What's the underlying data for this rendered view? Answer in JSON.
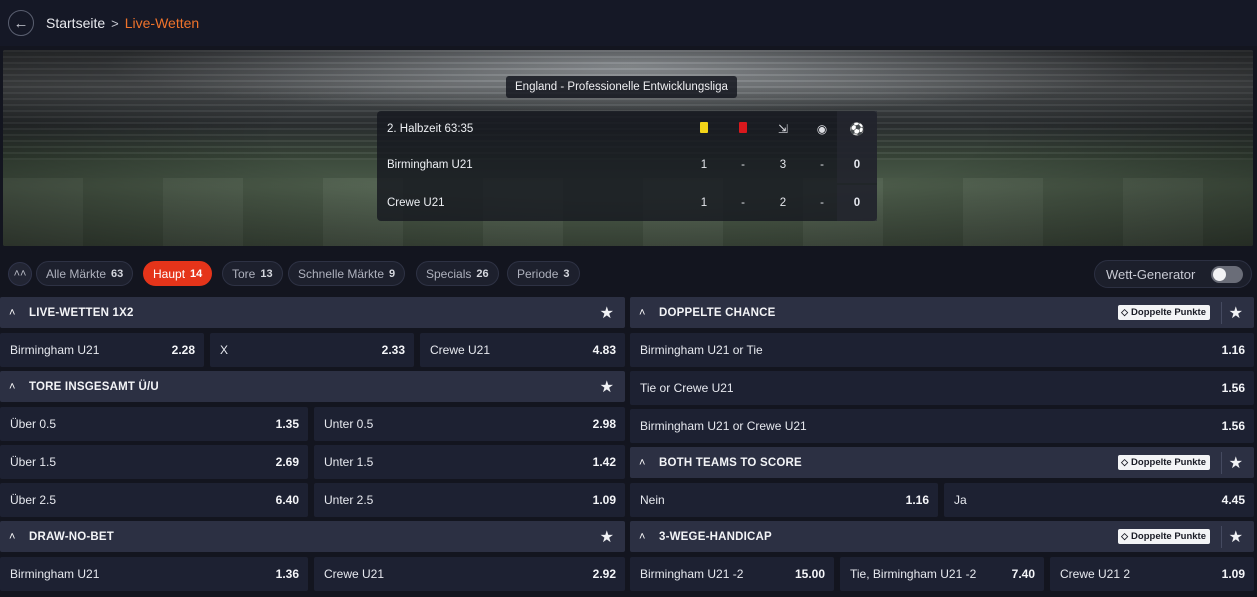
{
  "breadcrumb": {
    "home": "Startseite",
    "separator": ">",
    "current": "Live-Wetten"
  },
  "match": {
    "league": "England - Professionelle Entwicklungsliga",
    "period": "2. Halbzeit 63:35",
    "stat_icons": [
      "yellow-card-icon",
      "red-card-icon",
      "corner-flag-icon",
      "penalty-icon",
      "football-icon"
    ],
    "teams": [
      {
        "name": "Birmingham U21",
        "yellow": "1",
        "red": "-",
        "corners": "3",
        "penalties": "-",
        "score": "0"
      },
      {
        "name": "Crewe U21",
        "yellow": "1",
        "red": "-",
        "corners": "2",
        "penalties": "-",
        "score": "0"
      }
    ]
  },
  "filters": [
    {
      "label": "Alle Märkte",
      "count": "63",
      "active": false
    },
    {
      "label": "Haupt",
      "count": "14",
      "active": true
    },
    {
      "label": "Tore",
      "count": "13",
      "active": false
    },
    {
      "label": "Schnelle Märkte",
      "count": "9",
      "active": false
    },
    {
      "label": "Specials",
      "count": "26",
      "active": false
    },
    {
      "label": "Periode",
      "count": "3",
      "active": false
    }
  ],
  "wett_generator": {
    "label": "Wett-Generator",
    "enabled": false
  },
  "badge_label": "Doppelte Punkte",
  "markets": {
    "live_1x2": {
      "title": "LIVE-WETTEN 1X2",
      "odds": [
        {
          "label": "Birmingham U21",
          "price": "2.28"
        },
        {
          "label": "X",
          "price": "2.33"
        },
        {
          "label": "Crewe U21",
          "price": "4.83"
        }
      ]
    },
    "tore": {
      "title": "TORE INSGESAMT Ü/U",
      "odds": [
        {
          "label": "Über 0.5",
          "price": "1.35"
        },
        {
          "label": "Unter 0.5",
          "price": "2.98"
        },
        {
          "label": "Über 1.5",
          "price": "2.69"
        },
        {
          "label": "Unter 1.5",
          "price": "1.42"
        },
        {
          "label": "Über 2.5",
          "price": "6.40"
        },
        {
          "label": "Unter 2.5",
          "price": "1.09"
        }
      ]
    },
    "dnb": {
      "title": "DRAW-NO-BET",
      "odds": [
        {
          "label": "Birmingham U21",
          "price": "1.36"
        },
        {
          "label": "Crewe U21",
          "price": "2.92"
        }
      ]
    },
    "doppelte_chance": {
      "title": "DOPPELTE CHANCE",
      "odds": [
        {
          "label": "Birmingham U21 or Tie",
          "price": "1.16"
        },
        {
          "label": "Tie or Crewe U21",
          "price": "1.56"
        },
        {
          "label": "Birmingham U21 or Crewe U21",
          "price": "1.56"
        }
      ]
    },
    "btts": {
      "title": "BOTH TEAMS TO SCORE",
      "odds": [
        {
          "label": "Nein",
          "price": "1.16"
        },
        {
          "label": "Ja",
          "price": "4.45"
        }
      ]
    },
    "handicap": {
      "title": "3-WEGE-HANDICAP",
      "odds": [
        {
          "label": "Birmingham U21 -2",
          "price": "15.00"
        },
        {
          "label": "Tie, Birmingham U21 -2",
          "price": "7.40"
        },
        {
          "label": "Crewe U21 2",
          "price": "1.09"
        }
      ]
    }
  }
}
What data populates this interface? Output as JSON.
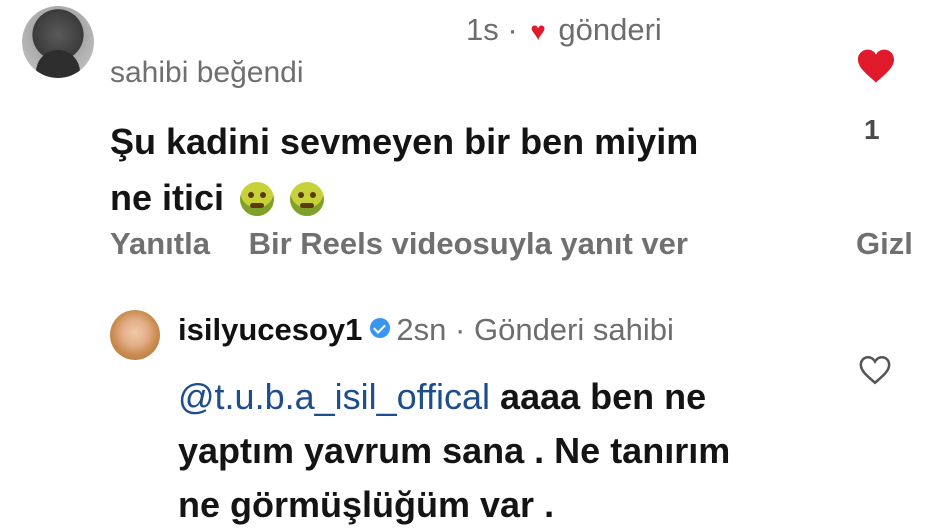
{
  "comment": {
    "time": "1s",
    "separator": "·",
    "post_label": "gönderi",
    "liked_by_owner": "sahibi beğendi",
    "text_line1": "Şu kadini sevmeyen bir ben miyim",
    "text_line2": "ne itici",
    "emoji": "nauseated-face-emoji",
    "like_count": "1",
    "actions": {
      "reply": "Yanıtla",
      "reels_reply": "Bir Reels videosuyla yanıt ver",
      "hide": "Gizl"
    }
  },
  "reply": {
    "username": "isilyucesoy1",
    "time": "2sn",
    "separator": "·",
    "owner_label": "Gönderi sahibi",
    "mention": "@t.u.b.a_isil_offical",
    "text_after_mention": " aaaa ben ne",
    "text_line2": "yaptım yavrum sana . Ne tanırım",
    "text_line3": "ne görmüşlüğüm var ."
  },
  "colors": {
    "heart_red": "#e01a2b",
    "verified_blue": "#3797f0",
    "mention_blue": "#1e4d8c",
    "meta_gray": "#6d6d6d"
  }
}
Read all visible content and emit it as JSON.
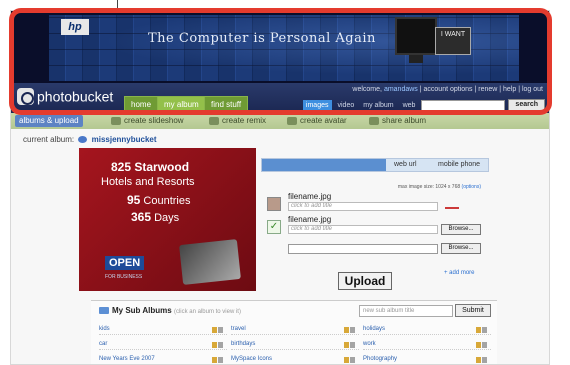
{
  "banner": {
    "logo_text": "hp",
    "tagline": "The Computer is Personal Again",
    "badge_text": "I WANT"
  },
  "header": {
    "brand": "photobucket",
    "nav": [
      "home",
      "my album",
      "find stuff"
    ],
    "welcome_prefix": "welcome,",
    "username": "amandaws",
    "links": "account options | renew | help | log out",
    "search_tabs": [
      "images",
      "video",
      "my album",
      "web"
    ],
    "search_placeholder": "",
    "search_button": "search"
  },
  "toolbar": {
    "items": [
      "albums & upload",
      "create slideshow",
      "create remix",
      "create avatar",
      "share album"
    ]
  },
  "album": {
    "label": "current album:",
    "name": "missjennybucket"
  },
  "ad": {
    "line1": "825 Starwood",
    "line2": "Hotels and Resorts",
    "line3_num": "95",
    "line3_txt": " Countries",
    "line4_num": "365",
    "line4_txt": " Days",
    "open": "OPEN",
    "open_sub": "FOR BUSINESS"
  },
  "upload": {
    "tabs": [
      "web url",
      "mobile phone"
    ],
    "max_size": "max image size: 1024 x 768",
    "options_link": "(options)",
    "file1": "filename.jpg",
    "file2": "filename.jpg",
    "title_placeholder": "click to add title",
    "browse_label": "Browse...",
    "upload_button": "Upload",
    "add_more": "add more"
  },
  "sub_albums": {
    "title": "My Sub Albums",
    "hint": "(click an album to view it)",
    "new_placeholder": "new sub album title",
    "submit": "Submit",
    "items": [
      [
        "kids",
        "travel",
        "holidays"
      ],
      [
        "car",
        "birthdays",
        "work"
      ],
      [
        "New Years Eve 2007",
        "MySpace Icons",
        "Photography"
      ]
    ]
  }
}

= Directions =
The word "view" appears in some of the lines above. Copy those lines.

= Solution to the exercise =
What's the underlying data for this rendered view? Answer in JSON.
    "hint": "(click an album to view it)",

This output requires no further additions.